  • You have Medicare Part A and have days available in your benefit period.
  • You have a qualifying hospital stay. This means you were admitted to the hospital in a patient bed (not just observed in the emergency room) for three consecutive midnights or more. You must enter a SNF within 30 days of leaving the hospital. If you leave and re-enter the same or another SNF within 30 days, you do not need another three-midnight qualifying hospital stay to continue SNF benefits. This is also true if you stop receiving skilled care while in the SNF and then begin receiving skilled care again within 30 days.
  • A doctor has decided you need daily skilled care which must be given by, or under the direct supervision of a skilled nursing staff. If you are in a SNF for rehabilitation only, your care still is considered daily even if these therapy services are only offered 5-6 days/week.
  • You receive services in a SNF that has been certified by Medicare.
  • You need skilled services for a medical condition that was treated during a qualifying three-midnight hospital stay or began while you were receiving Medicare-covered SNF care. For example, if you are in the SNF because of a stroke and you fall and break your wrist, Medicare also will cover the treatment of your wrist.
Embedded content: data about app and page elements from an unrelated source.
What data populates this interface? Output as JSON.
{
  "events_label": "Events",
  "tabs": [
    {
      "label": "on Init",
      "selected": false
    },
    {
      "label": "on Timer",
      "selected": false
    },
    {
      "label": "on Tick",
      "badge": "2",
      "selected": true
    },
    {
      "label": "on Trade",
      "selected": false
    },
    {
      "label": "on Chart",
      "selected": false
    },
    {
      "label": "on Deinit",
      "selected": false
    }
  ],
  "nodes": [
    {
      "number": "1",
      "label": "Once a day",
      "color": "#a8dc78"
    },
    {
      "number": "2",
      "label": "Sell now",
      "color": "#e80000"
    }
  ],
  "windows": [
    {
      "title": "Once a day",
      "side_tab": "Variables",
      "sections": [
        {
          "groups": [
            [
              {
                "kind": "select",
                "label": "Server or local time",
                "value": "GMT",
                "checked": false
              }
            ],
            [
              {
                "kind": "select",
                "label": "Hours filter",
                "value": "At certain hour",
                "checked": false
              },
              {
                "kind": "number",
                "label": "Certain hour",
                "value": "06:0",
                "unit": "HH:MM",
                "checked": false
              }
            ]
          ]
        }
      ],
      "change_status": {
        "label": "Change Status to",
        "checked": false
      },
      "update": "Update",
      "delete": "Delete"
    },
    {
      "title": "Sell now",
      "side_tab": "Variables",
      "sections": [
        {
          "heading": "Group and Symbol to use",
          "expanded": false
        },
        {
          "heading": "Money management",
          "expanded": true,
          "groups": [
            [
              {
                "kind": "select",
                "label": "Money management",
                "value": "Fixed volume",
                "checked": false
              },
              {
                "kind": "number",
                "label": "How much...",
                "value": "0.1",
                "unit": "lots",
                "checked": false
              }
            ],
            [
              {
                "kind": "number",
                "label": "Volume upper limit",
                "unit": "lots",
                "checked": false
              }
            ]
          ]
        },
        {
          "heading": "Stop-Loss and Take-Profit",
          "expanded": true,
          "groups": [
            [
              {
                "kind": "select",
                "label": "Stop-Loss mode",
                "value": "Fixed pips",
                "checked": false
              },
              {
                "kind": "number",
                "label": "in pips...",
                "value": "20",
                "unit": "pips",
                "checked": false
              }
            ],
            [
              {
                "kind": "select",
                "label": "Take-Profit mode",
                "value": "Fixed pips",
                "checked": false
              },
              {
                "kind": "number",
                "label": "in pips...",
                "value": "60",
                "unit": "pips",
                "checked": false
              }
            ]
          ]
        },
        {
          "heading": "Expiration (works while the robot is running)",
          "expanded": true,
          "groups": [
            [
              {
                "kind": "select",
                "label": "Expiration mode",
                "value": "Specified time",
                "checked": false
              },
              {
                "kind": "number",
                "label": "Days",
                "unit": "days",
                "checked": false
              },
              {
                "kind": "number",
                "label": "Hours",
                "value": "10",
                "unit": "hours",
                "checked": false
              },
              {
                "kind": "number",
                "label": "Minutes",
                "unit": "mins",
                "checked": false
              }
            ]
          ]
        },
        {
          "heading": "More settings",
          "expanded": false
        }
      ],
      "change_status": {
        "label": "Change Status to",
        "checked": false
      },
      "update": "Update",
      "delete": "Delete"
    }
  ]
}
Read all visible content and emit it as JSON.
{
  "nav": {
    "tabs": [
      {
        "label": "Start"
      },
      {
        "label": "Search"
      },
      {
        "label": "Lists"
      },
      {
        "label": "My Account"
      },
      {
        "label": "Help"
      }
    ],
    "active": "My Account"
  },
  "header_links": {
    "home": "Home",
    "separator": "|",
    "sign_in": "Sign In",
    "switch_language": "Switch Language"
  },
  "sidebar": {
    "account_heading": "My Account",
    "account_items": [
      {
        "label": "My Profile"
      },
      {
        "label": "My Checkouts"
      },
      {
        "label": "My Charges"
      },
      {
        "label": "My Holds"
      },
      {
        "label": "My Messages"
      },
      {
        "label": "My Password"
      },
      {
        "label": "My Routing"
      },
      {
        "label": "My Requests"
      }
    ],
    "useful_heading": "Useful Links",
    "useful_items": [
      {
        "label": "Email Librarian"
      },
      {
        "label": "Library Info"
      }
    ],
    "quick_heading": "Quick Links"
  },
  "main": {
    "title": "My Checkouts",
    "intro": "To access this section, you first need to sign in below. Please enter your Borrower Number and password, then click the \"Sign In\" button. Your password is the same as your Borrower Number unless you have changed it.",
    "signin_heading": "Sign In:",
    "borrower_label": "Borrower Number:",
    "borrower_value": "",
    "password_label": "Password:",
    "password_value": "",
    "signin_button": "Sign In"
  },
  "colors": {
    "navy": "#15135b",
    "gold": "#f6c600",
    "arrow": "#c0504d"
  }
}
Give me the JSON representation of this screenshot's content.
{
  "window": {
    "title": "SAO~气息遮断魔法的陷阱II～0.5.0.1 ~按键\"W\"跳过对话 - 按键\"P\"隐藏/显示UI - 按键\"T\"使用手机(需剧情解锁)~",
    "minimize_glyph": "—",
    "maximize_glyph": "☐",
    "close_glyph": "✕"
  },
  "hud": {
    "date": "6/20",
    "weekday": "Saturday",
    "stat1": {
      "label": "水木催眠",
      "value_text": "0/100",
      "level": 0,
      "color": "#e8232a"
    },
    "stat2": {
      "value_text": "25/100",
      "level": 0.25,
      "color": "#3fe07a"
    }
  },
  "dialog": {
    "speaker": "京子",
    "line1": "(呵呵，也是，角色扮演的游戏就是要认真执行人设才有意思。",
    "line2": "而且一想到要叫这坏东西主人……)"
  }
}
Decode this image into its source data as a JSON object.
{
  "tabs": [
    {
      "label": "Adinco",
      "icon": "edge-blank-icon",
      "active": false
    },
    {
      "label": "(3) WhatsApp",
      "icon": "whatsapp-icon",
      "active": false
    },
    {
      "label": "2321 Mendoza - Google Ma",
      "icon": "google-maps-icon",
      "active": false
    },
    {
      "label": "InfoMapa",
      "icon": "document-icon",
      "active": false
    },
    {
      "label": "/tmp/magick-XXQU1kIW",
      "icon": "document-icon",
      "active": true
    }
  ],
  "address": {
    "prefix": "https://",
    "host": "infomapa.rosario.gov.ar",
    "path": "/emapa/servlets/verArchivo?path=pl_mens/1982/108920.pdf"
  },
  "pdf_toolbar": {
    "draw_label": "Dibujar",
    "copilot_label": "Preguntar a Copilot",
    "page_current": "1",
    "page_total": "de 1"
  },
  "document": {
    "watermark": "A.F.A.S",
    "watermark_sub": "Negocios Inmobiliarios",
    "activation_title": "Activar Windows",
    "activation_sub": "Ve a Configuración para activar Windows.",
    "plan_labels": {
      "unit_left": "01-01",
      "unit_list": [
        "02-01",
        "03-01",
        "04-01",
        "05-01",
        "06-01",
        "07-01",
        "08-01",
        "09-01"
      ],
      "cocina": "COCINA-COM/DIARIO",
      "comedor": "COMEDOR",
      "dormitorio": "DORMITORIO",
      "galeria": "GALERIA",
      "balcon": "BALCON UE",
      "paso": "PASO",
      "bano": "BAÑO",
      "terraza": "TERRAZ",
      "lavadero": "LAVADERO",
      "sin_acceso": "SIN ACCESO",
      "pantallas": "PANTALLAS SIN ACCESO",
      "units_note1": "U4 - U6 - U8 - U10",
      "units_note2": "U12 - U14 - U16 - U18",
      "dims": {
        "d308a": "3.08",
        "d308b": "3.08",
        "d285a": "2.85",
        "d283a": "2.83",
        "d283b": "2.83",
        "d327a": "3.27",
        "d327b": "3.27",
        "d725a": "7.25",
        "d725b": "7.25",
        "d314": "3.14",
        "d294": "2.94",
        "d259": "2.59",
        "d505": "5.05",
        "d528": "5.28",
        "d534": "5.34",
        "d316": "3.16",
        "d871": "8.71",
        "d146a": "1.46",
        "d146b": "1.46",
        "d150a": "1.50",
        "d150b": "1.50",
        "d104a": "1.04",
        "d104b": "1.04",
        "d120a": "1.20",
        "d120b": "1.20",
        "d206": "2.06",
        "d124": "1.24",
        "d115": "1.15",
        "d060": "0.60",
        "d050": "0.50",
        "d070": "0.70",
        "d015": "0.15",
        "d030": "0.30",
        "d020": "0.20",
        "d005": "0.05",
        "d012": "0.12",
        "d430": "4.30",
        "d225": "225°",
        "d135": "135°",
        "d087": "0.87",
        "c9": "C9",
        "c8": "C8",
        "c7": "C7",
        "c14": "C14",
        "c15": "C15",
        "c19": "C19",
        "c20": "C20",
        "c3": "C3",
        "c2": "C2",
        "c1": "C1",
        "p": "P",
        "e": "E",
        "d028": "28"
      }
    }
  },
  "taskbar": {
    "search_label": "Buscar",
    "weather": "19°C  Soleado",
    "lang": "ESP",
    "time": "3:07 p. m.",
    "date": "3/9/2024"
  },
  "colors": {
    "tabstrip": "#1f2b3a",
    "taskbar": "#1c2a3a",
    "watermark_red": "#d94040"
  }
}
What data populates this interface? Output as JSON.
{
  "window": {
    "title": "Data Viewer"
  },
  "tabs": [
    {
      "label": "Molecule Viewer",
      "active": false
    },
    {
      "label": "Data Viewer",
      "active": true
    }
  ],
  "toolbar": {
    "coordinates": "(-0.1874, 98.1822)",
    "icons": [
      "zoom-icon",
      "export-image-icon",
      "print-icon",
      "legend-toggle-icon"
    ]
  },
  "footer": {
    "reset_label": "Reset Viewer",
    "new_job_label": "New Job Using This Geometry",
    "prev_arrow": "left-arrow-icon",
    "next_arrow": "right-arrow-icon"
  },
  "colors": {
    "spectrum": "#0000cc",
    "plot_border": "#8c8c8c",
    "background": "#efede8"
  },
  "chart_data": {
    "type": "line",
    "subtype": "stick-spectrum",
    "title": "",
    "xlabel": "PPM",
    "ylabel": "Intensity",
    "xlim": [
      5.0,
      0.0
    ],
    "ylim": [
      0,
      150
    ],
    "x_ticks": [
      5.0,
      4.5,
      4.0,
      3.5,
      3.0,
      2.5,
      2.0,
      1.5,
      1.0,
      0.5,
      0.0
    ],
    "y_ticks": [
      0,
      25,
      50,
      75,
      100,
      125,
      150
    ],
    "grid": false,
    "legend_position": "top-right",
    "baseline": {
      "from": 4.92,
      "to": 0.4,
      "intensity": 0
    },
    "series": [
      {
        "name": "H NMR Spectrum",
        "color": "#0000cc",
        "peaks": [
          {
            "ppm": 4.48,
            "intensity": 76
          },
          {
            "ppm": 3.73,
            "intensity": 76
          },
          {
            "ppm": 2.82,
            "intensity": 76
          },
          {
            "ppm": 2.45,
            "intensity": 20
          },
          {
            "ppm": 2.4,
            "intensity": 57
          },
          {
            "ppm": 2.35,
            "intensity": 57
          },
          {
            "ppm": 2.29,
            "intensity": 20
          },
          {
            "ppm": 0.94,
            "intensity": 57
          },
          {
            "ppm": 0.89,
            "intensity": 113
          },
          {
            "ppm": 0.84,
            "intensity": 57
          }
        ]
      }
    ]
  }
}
How long does Medicare cover skilled nursing care?

While Medicare covers up to 100 days of skilled nursing care if you continue to meet Medicare requirements, our goal is always to help you return to your highest level of independence as soon as possible.

DAYS 1 THROUGH 20:  All services covered

DAYS 21 THROUGH 100: A daily co-payment is required*

AFTER 100 DAYS: No benefit

*Consult with the nursing home Admissions Director for your co-pay amount, which is subject to change each year. If you have a Medigap policy with the original Medicare plan or are in a Medicare managed care plan, your cost may be different or you may have additional coverage. Check your plan.